A few years ago I was present at the farewell party of my primary school friend Jan de Kroon. He had sold his flower bulb company on Kamperzandweg in Ens. For political and economic reasons, he and his family decided to move to Canada. He thus followed in the footsteps of his brother-in-law and sister. Around the turn of the millennium they had already left for North America to give a new and above all greater impulse to their farming life.
In the early eighties I was a member of the ice cream club in my hometown and my hometown of Ens at the time. Jan de Kroon's sympathetic brother-in-law was involved in the locally popular club in those years. In those years he made preparations, together with Jannette - Jan de Kroon's eldest sister - to set up his farm, close to his birthplace Sint Jansklooster.

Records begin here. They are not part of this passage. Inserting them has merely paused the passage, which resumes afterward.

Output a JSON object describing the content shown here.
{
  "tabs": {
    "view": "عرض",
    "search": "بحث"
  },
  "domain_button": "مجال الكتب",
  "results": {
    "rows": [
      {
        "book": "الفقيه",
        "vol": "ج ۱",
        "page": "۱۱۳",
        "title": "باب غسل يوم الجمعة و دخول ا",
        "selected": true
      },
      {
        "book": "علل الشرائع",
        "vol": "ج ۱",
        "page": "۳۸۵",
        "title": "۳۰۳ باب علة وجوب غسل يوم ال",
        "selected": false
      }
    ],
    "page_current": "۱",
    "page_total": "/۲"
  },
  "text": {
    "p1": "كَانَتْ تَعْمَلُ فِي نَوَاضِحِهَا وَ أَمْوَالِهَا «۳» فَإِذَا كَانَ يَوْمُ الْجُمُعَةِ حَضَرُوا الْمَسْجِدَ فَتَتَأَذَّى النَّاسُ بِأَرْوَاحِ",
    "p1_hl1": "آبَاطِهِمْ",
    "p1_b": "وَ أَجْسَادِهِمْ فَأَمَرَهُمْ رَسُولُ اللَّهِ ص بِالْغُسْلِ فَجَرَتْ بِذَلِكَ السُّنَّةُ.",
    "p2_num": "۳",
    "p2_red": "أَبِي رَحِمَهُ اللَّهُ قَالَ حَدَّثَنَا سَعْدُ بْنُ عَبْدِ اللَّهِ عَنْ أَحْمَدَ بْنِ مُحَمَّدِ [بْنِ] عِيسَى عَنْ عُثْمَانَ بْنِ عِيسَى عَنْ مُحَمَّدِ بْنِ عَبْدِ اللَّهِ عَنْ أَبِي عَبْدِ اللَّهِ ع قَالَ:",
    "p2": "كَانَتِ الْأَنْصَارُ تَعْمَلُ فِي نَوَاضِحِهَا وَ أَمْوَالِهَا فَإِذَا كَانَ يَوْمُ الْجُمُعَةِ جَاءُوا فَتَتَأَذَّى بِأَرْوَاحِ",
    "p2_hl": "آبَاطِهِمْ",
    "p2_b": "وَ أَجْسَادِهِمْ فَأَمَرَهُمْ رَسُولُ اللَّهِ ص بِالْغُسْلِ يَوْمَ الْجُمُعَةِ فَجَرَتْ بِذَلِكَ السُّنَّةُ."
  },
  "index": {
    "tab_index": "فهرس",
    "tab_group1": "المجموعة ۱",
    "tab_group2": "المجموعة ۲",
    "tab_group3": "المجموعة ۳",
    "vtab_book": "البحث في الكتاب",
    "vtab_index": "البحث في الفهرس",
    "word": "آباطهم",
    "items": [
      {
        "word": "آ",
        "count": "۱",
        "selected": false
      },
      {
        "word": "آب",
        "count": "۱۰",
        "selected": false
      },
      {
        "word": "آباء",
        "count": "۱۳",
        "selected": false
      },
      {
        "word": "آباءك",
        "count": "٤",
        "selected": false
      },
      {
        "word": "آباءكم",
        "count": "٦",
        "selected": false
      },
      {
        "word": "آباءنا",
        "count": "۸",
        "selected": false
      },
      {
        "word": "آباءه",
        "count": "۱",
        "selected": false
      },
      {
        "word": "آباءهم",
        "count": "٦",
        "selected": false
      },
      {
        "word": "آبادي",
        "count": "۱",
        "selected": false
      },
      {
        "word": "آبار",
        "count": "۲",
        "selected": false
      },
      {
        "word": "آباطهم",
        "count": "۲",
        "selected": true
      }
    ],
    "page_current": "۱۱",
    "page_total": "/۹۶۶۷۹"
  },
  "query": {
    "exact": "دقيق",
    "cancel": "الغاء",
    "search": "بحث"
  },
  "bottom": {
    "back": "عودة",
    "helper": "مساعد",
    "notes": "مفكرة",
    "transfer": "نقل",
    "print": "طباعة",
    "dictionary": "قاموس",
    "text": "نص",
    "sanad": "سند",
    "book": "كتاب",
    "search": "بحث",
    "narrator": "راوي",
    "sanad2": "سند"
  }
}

In his spare hours, our modest, down-to-earth and hard-working fellow townsman worked steadily on his marathon career on the ice. He sometimes put these experiences into practice by teaching young people from Ensen with a talent for skating the intricacies on winter Friday evenings.
Every year our ice club organized a skating evening a few times. This was always held on the ice of the then uncovered Thialf in Heerenveen. I was happy to be there, not least because the 45 kilometers from Ens to Heerenveen were covered by car, vice versa. I was especially looking forward to a ride in a different car than my parents'. The Peugeot 304, the Volvo 244 GL or the BMW 1502 of the parents of a boyfriend or girlfriend then had a lot of appeal. Just like the Acadiane of the man who at that time put in a lot of effort to make the step to the premier league in marathon land.
Special interest in Acadiane
Anno 1981 we had two at home Citroëns: a GSX and a 2CV4. The French brand with the double Chevron was therefore in particular respect for me. For that reason too, I was extremely interested in the Acadiane of the promising marathon skater. That's why I wanted to get in with him for the ride to Heerenveen. And it did.
"He's just talking about cars"
On the way to Thialf I asked the driver of the French orderer many questions. However, these hardly concerned the noble skating sport. As a starting teenager I mainly wanted to know mine about the loading capacity of the Citroën. About “not sag when it was full”. About the power of the 602 cc engine. I was curious if the modest power source was also able to get a heavily loaded Acadiane forward. My later childhood hero - while laughingly concluded that the questioner “just kept talking about cars” - answered. He did so in the resolute way in which he later achieved final fame as a skater. “To get anywhere you just have to work very hard and be serious. Do what you came into the world for. Then you will get there. And that's why the Acadiane ends up everywhere. ”
Four years later, those words were unambiguously realized. Evert van Benthem won his first Elfstedentocht on 21 February 1985.